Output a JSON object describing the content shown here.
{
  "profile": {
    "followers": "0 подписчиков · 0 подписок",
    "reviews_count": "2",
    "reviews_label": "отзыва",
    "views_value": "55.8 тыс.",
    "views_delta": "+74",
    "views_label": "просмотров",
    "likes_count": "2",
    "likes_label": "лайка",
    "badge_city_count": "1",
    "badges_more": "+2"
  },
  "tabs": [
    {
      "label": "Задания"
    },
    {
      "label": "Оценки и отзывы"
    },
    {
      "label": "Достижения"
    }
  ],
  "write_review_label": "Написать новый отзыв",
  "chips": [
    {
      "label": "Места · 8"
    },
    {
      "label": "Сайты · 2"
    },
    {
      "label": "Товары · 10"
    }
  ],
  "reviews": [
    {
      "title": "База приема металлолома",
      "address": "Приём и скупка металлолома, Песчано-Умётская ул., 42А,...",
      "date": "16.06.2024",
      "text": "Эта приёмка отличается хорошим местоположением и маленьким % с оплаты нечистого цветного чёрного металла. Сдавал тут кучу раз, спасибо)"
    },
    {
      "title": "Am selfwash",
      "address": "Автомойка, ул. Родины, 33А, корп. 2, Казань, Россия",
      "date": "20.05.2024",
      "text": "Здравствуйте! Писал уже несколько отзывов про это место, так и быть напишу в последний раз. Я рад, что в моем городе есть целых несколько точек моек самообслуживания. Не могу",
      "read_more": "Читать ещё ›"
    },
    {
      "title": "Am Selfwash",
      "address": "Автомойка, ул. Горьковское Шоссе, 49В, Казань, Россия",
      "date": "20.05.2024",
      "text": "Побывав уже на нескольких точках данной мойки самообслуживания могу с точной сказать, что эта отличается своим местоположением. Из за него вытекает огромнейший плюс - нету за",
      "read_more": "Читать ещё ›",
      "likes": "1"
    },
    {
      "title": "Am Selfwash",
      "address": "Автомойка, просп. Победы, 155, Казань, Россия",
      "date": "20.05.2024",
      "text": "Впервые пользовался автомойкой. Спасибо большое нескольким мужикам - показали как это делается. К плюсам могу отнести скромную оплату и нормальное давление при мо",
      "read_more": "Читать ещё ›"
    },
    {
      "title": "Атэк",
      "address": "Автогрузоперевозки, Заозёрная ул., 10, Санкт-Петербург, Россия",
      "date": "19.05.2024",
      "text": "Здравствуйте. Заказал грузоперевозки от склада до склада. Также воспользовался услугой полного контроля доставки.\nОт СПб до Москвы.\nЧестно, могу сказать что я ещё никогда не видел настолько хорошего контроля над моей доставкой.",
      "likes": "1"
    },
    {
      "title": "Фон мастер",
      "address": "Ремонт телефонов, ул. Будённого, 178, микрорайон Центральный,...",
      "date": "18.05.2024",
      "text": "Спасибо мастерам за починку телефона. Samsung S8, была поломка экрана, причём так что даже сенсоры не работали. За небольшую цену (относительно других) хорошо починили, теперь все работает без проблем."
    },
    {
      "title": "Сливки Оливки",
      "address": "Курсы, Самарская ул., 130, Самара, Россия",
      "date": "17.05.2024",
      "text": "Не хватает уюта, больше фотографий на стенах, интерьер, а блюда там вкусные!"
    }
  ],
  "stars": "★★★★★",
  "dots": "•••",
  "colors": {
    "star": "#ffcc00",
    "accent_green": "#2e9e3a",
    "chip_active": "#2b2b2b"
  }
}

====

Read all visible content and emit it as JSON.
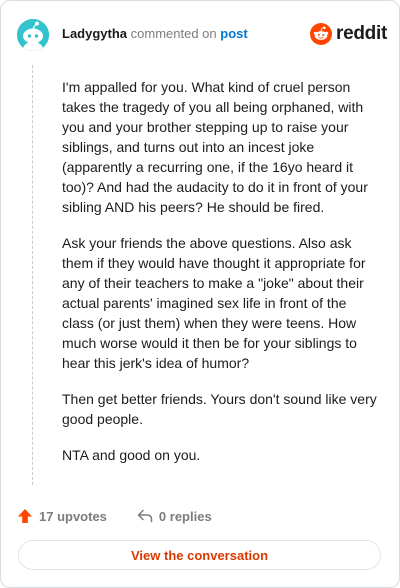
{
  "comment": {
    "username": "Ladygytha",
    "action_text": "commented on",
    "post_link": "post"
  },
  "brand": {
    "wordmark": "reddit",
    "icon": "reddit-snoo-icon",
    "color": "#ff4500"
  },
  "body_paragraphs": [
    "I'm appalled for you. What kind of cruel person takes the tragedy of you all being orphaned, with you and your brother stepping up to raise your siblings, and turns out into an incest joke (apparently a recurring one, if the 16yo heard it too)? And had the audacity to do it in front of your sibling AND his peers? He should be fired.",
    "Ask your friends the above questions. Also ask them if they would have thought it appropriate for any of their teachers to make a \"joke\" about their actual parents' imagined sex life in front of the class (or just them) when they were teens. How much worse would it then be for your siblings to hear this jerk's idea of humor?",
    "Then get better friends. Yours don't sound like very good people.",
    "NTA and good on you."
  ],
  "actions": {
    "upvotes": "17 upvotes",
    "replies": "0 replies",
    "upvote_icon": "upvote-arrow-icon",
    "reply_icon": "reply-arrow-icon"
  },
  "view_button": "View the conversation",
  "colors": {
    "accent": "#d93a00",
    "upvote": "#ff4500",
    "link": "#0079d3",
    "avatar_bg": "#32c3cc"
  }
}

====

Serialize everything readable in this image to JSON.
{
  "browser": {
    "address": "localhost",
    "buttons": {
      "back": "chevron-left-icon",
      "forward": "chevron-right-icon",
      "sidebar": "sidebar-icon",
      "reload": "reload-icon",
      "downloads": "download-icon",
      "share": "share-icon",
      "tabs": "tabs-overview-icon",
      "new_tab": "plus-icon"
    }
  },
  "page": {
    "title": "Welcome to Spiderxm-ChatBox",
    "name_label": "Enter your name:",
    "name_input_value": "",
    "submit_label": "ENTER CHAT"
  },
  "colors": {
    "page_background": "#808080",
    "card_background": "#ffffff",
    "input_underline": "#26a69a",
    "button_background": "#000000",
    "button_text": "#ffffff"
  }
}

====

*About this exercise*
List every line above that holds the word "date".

*Output for this exercise*
      "date": "16.06.2024",
      "date": "20.05.2024",
      "date": "20.05.2024",
      "date": "20.05.2024",
      "date": "19.05.2024",
      "date": "18.05.2024",
      "date": "17.05.2024",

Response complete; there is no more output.